* TASK DIRECTIONS *
Any image found in the entries is to be skipped; the rest is returned word for word.

Page and application data records:
== == ==

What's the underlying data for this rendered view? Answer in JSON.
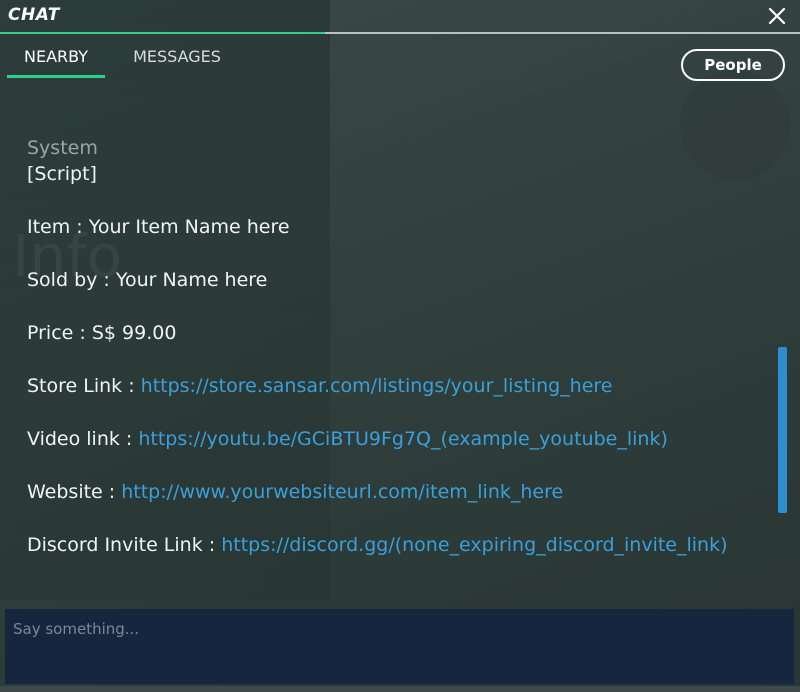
{
  "window": {
    "title": "CHAT"
  },
  "tabs": [
    {
      "label": "NEARBY",
      "active": true
    },
    {
      "label": "MESSAGES",
      "active": false
    }
  ],
  "people_button": "People",
  "background_text": "r Info",
  "message": {
    "sender": "System",
    "lines": [
      {
        "label": "[Script]",
        "value": ""
      },
      {
        "label": "Item : ",
        "value": "Your Item Name here"
      },
      {
        "label": "Sold by : ",
        "value": "Your Name here"
      },
      {
        "label": "Price : ",
        "value": "S$ 99.00"
      },
      {
        "label": "Store Link : ",
        "link": "https://store.sansar.com/listings/your_listing_here"
      },
      {
        "label": "Video link : ",
        "link": "https://youtu.be/GCiBTU9Fg7Q_(example_youtube_link)"
      },
      {
        "label": "Website : ",
        "link": "http://www.yourwebsiteurl.com/item_link_here"
      },
      {
        "label": "Discord Invite Link : ",
        "link": "https://discord.gg/(none_expiring_discord_invite_link)"
      }
    ]
  },
  "input": {
    "placeholder": "Say something..."
  },
  "colors": {
    "accent": "#2ed08a",
    "link": "#3aa0da",
    "scrollbar": "#2e8fd0",
    "input_bg": "#15263e"
  },
  "icons": {
    "close": "close-icon"
  }
}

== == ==

* SOLUTION TO THIS TASK *
What's the underlying data for this rendered view? Answer in JSON.
{
  "window": {
    "title": "CHAT"
  },
  "tabs": [
    {
      "label": "NEARBY",
      "active": true
    },
    {
      "label": "MESSAGES",
      "active": false
    }
  ],
  "people_button": "People",
  "background_text": "r Info",
  "message": {
    "sender": "System",
    "lines": [
      {
        "label": "[Script]",
        "value": ""
      },
      {
        "label": "Item : ",
        "value": "Your Item Name here"
      },
      {
        "label": "Sold by : ",
        "value": "Your Name here"
      },
      {
        "label": "Price : ",
        "value": "S$ 99.00"
      },
      {
        "label": "Store Link : ",
        "link": "https://store.sansar.com/listings/your_listing_here"
      },
      {
        "label": "Video link : ",
        "link": "https://youtu.be/GCiBTU9Fg7Q_(example_youtube_link)"
      },
      {
        "label": "Website : ",
        "link": "http://www.yourwebsiteurl.com/item_link_here"
      },
      {
        "label": "Discord Invite Link : ",
        "link": "https://discord.gg/(none_expiring_discord_invite_link)"
      }
    ]
  },
  "input": {
    "placeholder": "Say something..."
  },
  "colors": {
    "accent": "#2ed08a",
    "link": "#3aa0da",
    "scrollbar": "#2e8fd0",
    "input_bg": "#15263e"
  },
  "icons": {
    "close": "close-icon"
  }
}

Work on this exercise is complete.